Exercise requirements
Go line by line through the listing below and copy those that hold "this".

BEGIN

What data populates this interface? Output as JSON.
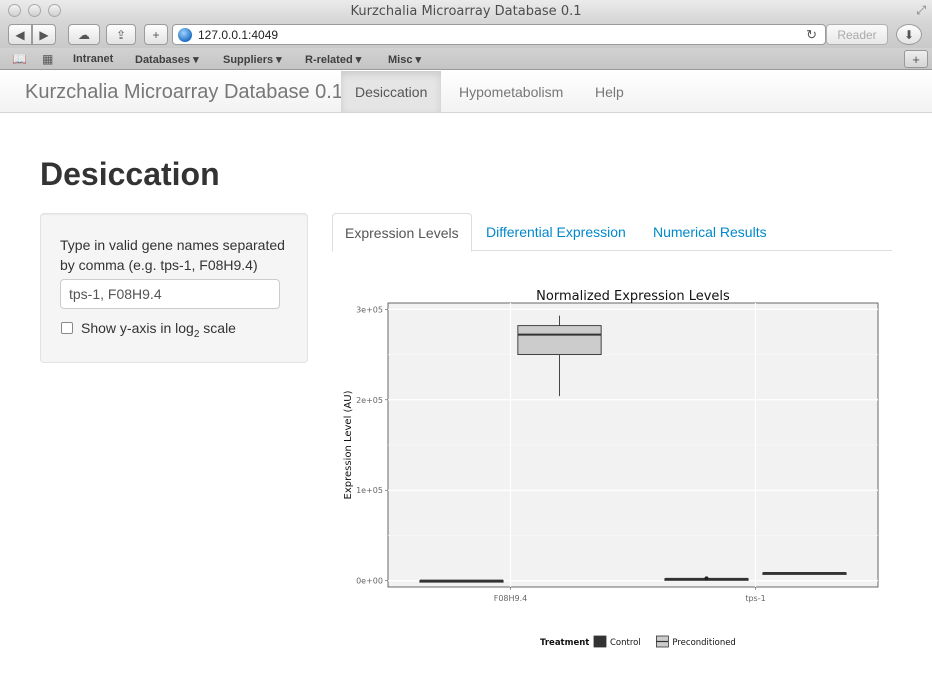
{
  "browser": {
    "window_title": "Kurzchalia Microarray Database 0.1",
    "url": "127.0.0.1:4049",
    "reader_label": "Reader",
    "bookmarks": [
      "Intranet",
      "Databases ▾",
      "Suppliers ▾",
      "R-related ▾",
      "Misc ▾"
    ],
    "icons": {
      "back": "back-arrow-icon",
      "forward": "forward-arrow-icon",
      "cloud": "cloud-icon",
      "share": "share-icon",
      "add": "plus-icon",
      "globe": "globe-icon",
      "reload": "reload-icon",
      "download": "download-icon",
      "reading_list": "book-icon",
      "top_sites": "grid-icon",
      "new_tab": "plus-icon"
    }
  },
  "navbar": {
    "brand": "Kurzchalia Microarray Database 0.1",
    "items": [
      {
        "label": "Desiccation",
        "active": true
      },
      {
        "label": "Hypometabolism",
        "active": false
      },
      {
        "label": "Help",
        "active": false
      }
    ]
  },
  "page": {
    "title": "Desiccation"
  },
  "sidebar": {
    "instructions": "Type in valid gene names separated by comma (e.g. tps-1, F08H9.4)",
    "gene_input_value": "tps-1, F08H9.4",
    "log_scale_label_prefix": "Show y-axis in log",
    "log_scale_label_sub": "2",
    "log_scale_label_suffix": " scale",
    "log_scale_checked": false
  },
  "tabs": [
    {
      "label": "Expression Levels",
      "active": true
    },
    {
      "label": "Differential Expression",
      "active": false
    },
    {
      "label": "Numerical Results",
      "active": false
    }
  ],
  "chart_data": {
    "type": "box",
    "title": "Normalized Expression Levels",
    "xlabel": "",
    "ylabel": "Expression Level (AU)",
    "ylim": [
      -7000,
      307000
    ],
    "yticks": [
      0,
      100000,
      200000,
      300000
    ],
    "ytick_labels": [
      "0e+00",
      "1e+05",
      "2e+05",
      "3e+05"
    ],
    "categories": [
      "F08H9.4",
      "tps-1"
    ],
    "legend": {
      "title": "Treatment",
      "position": "bottom",
      "entries": [
        {
          "name": "Control",
          "color": "#333333"
        },
        {
          "name": "Preconditioned",
          "color": "#cccccc"
        }
      ]
    },
    "series": [
      {
        "name": "Control",
        "boxes": [
          {
            "category": "F08H9.4",
            "min": 0,
            "q1": 0,
            "median": 0,
            "q3": 0,
            "max": 0
          },
          {
            "category": "tps-1",
            "min": 2000,
            "q1": 2000,
            "median": 2000,
            "q3": 2000,
            "max": 2000
          }
        ]
      },
      {
        "name": "Preconditioned",
        "boxes": [
          {
            "category": "F08H9.4",
            "min": 204000,
            "q1": 250000,
            "median": 272000,
            "q3": 282000,
            "max": 293000
          },
          {
            "category": "tps-1",
            "min": 8500,
            "q1": 8500,
            "median": 8500,
            "q3": 8500,
            "max": 8500
          }
        ]
      }
    ],
    "outliers": [
      {
        "series": "Control",
        "category": "tps-1",
        "value": 2500
      }
    ],
    "grid": true,
    "panel_background": "#f2f2f2"
  }
}
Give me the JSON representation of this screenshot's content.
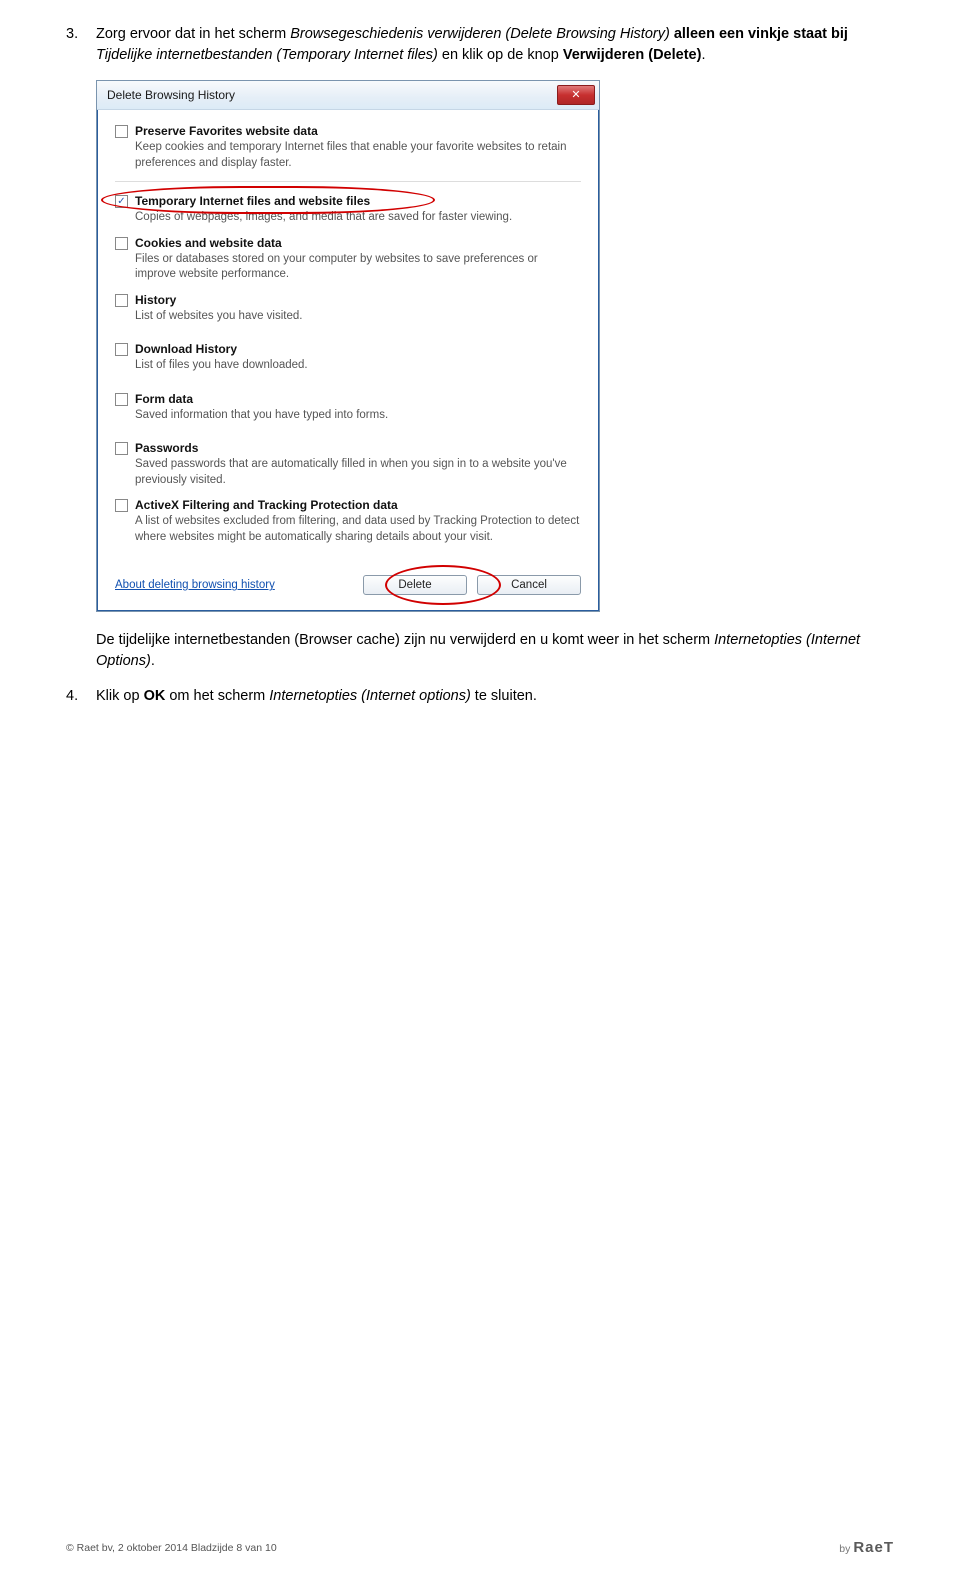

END

Response area
What data populates this interface? Output as JSON.
Give me the JSON representation of this screenshot's content.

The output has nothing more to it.